NBA changes All-Star Game format, with a nod to Kobe Bryant

Kobe Bryant is introduced before his 18th and final All-Star Game on Feb. 14, 2016.
(Mark Blinch / Associated Press)

Kobe Bryant‘s final jersey number will be something this year’s NBA All-Stars play to reach.

The NBA announced major changes to the All-Star Game format on Thursday, turning every quarter into a mini-game for charity before an untimed final quarter with a target score that will decide which team wins. Scores will be reset — back to 0-0 — at the start of the second and third quarters, then restored to begin the fourth quarter.

That’s where the tribute to Bryant and the No. 24 jersey he wore for the last decade of his NBA career comes into play. The team that wins the All-Star Game will be the first to reach a target score, to be determined by the total points the team in the lead scored in the first three quarters combined — plus 24, the obvious nod to Bryant.

The NBA said there will be multiple tributes to Bryant, his 13-year-old daughter Gianna and the seven others who lost their lives in Sunday’s helicopter crash throughout All-Star weekend, including the showcase game on Feb. 16 in Chicago. The target score is just one of them.

In her first public statement since Kobe Bryant’s death, Lakers controlling owner Jeanie Buss expresses what the NBA legend meant to her and her family.


“We spent a lot of time considering the right target number to use for the fourth quarter,” said Byron Spruell, the NBA’s president for league operations. “Through the events of this week it became clear to us that the only appropriate number for this season’s All-Star game is 24.”

The target score is the latest addition to the NBA’s quest to make the game more competitive, something that players have wanted for some time.

This is the third year in which the NBA will have a format where captains — it’ll be the Lakers’ LeBron James and the Milwaukee Bucks’ Giannis Antetokounmpo in those roles this year, just like last year — get to draft their teams, something that will take place next week.

Kobe Bryant, the NBA MVP who had a 20-year career with the Lakers, was killed Sunday when the helicopter he was traveling in crashed and burst into flames in the hills above Calabasas. His daughter Gianna, 13, was also on board and died along with seven others.

“For this year’s game, we really focused on what new things we could do to make it a really competitive game where each quarter mattered in this case,” Spurell said.

It’ll matter to Chicago-area charities, which will benefit from however many quarters Team LeBron, chosen by the Lakers’ LeBron James, and Team Giannis, chosen by the Milwaukee Bucks’ Giannis Antetokounmpo, win that night.

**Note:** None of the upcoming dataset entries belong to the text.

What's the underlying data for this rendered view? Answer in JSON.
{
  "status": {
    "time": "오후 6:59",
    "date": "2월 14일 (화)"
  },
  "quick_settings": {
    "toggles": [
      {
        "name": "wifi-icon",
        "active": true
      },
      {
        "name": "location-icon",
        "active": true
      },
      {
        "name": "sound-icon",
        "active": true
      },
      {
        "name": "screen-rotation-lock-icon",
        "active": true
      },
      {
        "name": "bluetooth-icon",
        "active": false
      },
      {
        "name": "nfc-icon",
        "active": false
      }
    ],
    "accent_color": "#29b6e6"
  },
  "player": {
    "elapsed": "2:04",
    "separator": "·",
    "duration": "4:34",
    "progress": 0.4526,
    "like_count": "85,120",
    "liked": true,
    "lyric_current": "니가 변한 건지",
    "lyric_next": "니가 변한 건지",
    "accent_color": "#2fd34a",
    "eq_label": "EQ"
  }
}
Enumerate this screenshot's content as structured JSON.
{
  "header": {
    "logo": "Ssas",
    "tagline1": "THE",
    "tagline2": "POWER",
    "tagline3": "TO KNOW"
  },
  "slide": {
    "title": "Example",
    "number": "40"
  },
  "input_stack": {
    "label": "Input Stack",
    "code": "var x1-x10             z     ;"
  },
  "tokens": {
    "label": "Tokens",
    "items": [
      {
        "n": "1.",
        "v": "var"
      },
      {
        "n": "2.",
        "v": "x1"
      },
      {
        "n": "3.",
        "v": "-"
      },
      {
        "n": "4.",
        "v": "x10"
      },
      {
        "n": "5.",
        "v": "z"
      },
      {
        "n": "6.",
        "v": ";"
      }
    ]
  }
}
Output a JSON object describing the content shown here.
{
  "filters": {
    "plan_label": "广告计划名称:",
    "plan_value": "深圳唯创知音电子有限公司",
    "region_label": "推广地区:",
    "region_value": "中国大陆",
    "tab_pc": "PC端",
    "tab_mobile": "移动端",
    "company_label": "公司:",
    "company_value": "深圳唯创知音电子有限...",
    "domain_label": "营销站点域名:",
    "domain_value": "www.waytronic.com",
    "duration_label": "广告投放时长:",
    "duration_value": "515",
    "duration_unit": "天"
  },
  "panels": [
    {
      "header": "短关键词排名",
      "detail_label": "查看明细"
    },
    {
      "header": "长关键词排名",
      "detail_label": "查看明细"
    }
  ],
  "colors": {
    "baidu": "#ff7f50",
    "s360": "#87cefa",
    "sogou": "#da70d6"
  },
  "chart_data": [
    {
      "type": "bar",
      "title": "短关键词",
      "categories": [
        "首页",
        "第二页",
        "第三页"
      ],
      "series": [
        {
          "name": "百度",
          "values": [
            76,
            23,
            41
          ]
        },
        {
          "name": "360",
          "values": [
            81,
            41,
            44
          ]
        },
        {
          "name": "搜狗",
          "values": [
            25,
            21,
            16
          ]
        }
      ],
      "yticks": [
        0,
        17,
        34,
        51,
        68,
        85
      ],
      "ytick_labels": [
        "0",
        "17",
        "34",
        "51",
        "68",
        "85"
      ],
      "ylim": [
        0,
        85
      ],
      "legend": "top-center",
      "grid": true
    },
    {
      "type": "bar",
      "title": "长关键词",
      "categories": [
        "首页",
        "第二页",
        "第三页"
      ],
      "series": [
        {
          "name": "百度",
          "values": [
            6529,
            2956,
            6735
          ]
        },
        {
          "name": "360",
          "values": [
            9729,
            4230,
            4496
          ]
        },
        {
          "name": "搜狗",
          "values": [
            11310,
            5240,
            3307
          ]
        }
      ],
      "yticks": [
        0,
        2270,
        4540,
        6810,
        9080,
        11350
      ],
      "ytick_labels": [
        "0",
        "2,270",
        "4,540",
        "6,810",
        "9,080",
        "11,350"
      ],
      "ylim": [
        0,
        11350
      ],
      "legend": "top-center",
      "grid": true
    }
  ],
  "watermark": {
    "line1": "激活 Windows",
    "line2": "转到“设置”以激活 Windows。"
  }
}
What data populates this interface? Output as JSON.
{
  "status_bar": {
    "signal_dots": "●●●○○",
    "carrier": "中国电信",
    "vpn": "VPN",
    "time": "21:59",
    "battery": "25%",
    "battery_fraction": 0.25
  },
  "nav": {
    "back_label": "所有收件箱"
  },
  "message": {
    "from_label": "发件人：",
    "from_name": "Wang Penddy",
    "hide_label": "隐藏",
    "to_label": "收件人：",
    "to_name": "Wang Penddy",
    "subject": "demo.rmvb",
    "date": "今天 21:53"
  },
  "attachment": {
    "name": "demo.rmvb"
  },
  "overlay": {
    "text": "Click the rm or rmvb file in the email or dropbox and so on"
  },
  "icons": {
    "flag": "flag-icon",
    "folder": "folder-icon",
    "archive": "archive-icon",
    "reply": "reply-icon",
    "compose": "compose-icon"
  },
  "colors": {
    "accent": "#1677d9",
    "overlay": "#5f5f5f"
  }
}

The team that has the most points after the first quarter will win $100,000 for its charity. The same will apply to the second and third quarters. The scores get added for the fourth to set the target score — for example, if the score is 100-95 at that point, then the team that wins the All-Star Game will be the first to reach 124.

The final score is worth another $200,000. If one team sweeps all four quarters, the other team will receive $100,000 for its charity regardless.

Kobe Bryant desperately wanted, and despaired over not winning, that sixth championship ring. To honor his memory, the Lakers need to win it for Kobe.

The three-day All-Star weekend is expected to generate more than $1 million for Chicago neighborhood nonprofit organizations, through the game itself and other events held under the NBA Cares umbrella.

For now, this is a one-year change, though the NBA is hopeful that the quarter-score for charity element and the target-score ending become part of the All-Star Game on a long-term basis.

“If successful, I would imagine we keep it moving,” Spruell said.